Employers Committed to Offering Health Care Benefits Today; Concerned About Viability of Insurance Exchanges
August 24, 2011 (SmartPros) After focusing closely on compliance aspects of health care reform legislation in 2011, employers are planning only moderate changes in their health care plans for 2012, according to a survey of 368 midsize to large companies by Towers Watson.
The survey also found that while employer health care costs will rise at a noticeably lower rate during 2012 compared with 2011 (5.9% versus 7.6%, respectively), the vast majority of employers (88%) are planning to take steps to control their costs and avoid the impact of health care reform's excise tax.1 Roughly half (45%) will rethink their long-term health care strategy during 2012, and many are uncertain how they will respond to the looming impact of state-based insurance Exchanges in 2014.
Over two-thirds (71%) of the respondent companies indicate that they will continue offering health care benefit coverage to their active employees through 2014. Among the remaining 29%, most are unsure about whether they will continue sponsorship or offset the loss of health care benefits (if they exit) with an equivalent salary increase. For retirees, more than half of employers (54%) that offer health care benefits plan to discontinue them for both pre-65 and post-65 retirees.

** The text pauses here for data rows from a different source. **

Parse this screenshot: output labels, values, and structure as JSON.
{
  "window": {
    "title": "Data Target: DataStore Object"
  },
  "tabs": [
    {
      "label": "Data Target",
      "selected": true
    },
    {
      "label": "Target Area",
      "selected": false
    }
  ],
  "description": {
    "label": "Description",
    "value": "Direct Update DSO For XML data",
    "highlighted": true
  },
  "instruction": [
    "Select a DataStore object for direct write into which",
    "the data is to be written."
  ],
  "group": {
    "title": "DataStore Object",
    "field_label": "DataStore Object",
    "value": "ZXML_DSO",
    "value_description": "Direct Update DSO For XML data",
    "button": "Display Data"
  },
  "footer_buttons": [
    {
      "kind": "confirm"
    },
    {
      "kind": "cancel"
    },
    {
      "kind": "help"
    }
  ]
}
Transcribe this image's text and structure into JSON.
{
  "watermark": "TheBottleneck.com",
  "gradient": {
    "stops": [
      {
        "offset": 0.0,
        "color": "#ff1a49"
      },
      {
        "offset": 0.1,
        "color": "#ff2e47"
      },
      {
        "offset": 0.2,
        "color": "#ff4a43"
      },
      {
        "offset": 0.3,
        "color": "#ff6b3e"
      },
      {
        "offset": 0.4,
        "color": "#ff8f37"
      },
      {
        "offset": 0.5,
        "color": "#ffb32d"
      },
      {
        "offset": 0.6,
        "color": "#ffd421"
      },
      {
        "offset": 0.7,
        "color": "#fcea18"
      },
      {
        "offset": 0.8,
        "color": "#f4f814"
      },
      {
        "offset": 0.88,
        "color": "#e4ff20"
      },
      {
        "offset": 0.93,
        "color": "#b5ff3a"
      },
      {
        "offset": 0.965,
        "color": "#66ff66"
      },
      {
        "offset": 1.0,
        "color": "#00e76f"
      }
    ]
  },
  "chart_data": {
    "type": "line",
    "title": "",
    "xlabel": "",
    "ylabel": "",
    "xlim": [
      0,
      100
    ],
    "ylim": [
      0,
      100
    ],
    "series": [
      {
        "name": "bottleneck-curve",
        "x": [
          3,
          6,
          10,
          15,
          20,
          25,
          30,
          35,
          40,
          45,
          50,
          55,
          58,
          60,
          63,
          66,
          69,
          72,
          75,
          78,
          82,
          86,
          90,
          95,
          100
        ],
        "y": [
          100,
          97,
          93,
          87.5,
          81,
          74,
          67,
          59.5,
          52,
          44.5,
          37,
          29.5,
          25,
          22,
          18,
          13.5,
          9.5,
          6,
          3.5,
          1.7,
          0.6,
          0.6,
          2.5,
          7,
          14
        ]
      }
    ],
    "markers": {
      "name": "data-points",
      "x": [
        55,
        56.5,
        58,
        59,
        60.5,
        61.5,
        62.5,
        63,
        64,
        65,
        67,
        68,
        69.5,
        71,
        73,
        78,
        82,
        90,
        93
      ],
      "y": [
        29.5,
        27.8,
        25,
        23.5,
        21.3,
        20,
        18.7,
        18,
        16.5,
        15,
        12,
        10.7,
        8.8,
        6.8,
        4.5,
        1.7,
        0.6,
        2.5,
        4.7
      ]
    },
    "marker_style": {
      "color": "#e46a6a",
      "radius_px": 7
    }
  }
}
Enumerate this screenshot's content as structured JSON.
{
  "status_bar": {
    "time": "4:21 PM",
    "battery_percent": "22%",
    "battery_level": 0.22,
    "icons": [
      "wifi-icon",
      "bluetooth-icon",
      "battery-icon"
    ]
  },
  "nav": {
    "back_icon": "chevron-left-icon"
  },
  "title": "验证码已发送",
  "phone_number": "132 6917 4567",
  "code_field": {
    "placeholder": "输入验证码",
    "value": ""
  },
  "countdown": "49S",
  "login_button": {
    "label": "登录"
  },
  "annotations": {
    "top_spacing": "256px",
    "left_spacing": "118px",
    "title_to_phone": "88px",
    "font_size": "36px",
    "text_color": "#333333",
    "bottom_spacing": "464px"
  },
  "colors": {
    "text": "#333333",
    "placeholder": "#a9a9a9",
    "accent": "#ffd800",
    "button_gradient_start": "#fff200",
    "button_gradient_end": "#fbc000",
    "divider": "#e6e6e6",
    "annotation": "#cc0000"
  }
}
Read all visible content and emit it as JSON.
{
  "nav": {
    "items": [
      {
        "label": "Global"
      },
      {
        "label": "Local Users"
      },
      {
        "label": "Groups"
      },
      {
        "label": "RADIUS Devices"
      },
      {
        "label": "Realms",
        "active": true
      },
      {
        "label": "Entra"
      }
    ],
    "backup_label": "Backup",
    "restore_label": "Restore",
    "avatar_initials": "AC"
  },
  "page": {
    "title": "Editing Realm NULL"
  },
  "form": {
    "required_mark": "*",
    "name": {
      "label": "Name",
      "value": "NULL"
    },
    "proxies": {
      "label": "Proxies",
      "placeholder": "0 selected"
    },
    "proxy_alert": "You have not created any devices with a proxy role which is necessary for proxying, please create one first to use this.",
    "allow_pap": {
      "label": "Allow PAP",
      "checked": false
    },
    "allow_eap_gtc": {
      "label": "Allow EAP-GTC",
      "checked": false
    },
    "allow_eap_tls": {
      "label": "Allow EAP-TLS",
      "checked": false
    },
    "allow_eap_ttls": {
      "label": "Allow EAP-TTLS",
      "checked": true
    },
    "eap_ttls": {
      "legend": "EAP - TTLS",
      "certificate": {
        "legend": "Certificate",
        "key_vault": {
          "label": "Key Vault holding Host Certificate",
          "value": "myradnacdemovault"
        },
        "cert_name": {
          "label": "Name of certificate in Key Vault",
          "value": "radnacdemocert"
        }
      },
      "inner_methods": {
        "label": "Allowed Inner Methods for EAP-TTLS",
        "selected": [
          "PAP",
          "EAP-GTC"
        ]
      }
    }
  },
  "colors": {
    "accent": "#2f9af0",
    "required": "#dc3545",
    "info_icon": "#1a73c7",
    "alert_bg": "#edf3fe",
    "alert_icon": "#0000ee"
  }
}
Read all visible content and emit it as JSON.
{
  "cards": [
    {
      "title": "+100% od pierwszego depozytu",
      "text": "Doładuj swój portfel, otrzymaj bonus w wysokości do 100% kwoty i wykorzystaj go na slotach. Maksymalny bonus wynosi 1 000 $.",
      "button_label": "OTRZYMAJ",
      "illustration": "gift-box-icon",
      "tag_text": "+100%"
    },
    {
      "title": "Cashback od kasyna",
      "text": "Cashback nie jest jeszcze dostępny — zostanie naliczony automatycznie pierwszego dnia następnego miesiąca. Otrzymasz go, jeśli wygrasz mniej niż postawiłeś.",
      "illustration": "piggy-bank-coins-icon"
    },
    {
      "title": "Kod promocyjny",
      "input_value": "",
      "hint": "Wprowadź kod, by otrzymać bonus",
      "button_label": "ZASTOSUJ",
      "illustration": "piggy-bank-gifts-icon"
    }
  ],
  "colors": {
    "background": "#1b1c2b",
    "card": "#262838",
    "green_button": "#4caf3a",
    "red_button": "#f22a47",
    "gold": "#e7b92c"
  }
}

One of the driving forces behind significant health care design changes and cost shifting is health care reform. A majority of employers (53%) are confident that health care reform will be implemented within the anticipated timeline, but 70% of employers are skeptical that health insurance Exchanges will provide a viable alternative to employer-sponsored coverage for active employees in 2014 or 2015. On top of that uncertainty, 56% of employers believe that they will trigger the excise tax by 2018. Yet more than three-quarters believe that health care benefits will continue to be a key component of their overall employee value proposition beyond 2014.
"With so much still unknown regarding both the short- and long-term impact of health care reform, most employers will not make wholesale changes to employer-sponsored health plans in 2012," said Ron Fontanetta, senior health care consulting leader at Towers Watson. "However, a small group of employers is driving more fundamental change in 2012 by using account-based platform designs, aggressively positioning incentives and rethinking subsidization levels."
Specifically, between now and 2014, employers are planning or considering the following actions:
Additionally, employers are considering further strategy changes in 2014 and 2015:
2012 Health Care Costs: A Snapshot
The average reported annual cost of medical and pharmacy coverage is $11,204 per employee for active coverage. Roughly two-thirds of employers (66%) will increase employees' share-of-premium contributions for single-only coverage for 2012, and 73% will increase them for employees with dependent coverage.
Increase in Employee's Share of Premium Contribution — 2012 vs. 2011
Cost shifting is expected to continue well beyond 2012. According to the survey, by 2013 or 2014, many employers are considering significantly reducing their subsidization of coverage for spouses and dependents (23%), and using spousal waivers and surcharges when other coverage is available (19%). Today, only 5% of employers have, or plan to encourage, performance-based payments4 to providers based on the health status of plan participants by 2012, but an additional 26% are considering the implementation of this strategy for 2013 or 2014.
"It is clear from our research that employers remain committed to providing employer-sponsored benefits for the foreseeable future," said Randall Abbott, senior health care consulting leader at Towers Watson. "2012 will ultimately be a defining year— the year some employers head down a path of bold and decisive actions, while others will wait and see. Whether choosing to pay or play, employers will need a strategic view for the future."
Other interesting data points emerging from the survey include:
1 Excise tax: According to the PPACA, the federal government will impose an excise tax of 40% on insurers of employer-sponsored health plans, including self-insured employers, with an aggregate value of more than $10,200 for individual coverage and $27,500 for family coverage.
2 Account-based health plans: A plan with a deductible offered together with a personal account (health savings account or health reimbursement arrangement) that can be used to pay a portion of the medical expense not paid by the plan. ABHPs typically include decision support tools that help consumers better manage their health, health care and medical spending
3 Value-based design: Explicit use of plan incentives to encourage enrollee adoption and appropriate use of high-value services, healthy lifestyles and use of high-performance providers that adhere to evidence-based treatment guidelines
4 Performance-based payments: Health care providers under this arrangement are rewarded for meeting preestablished target metrics for cost-effective and efficient delivery of health care services.
5 Grandfathered status: A grandfathered plan is a group health plan that was in existence on the date of enactment of the PPACA (March 23, 2010). These plans are currently exempt from complying with some parts of the health reform law, so long as the plan does not make significant changes to existing policy.----- 2011 SmartPros Ltd. All rights reserved. Source: Towers Watson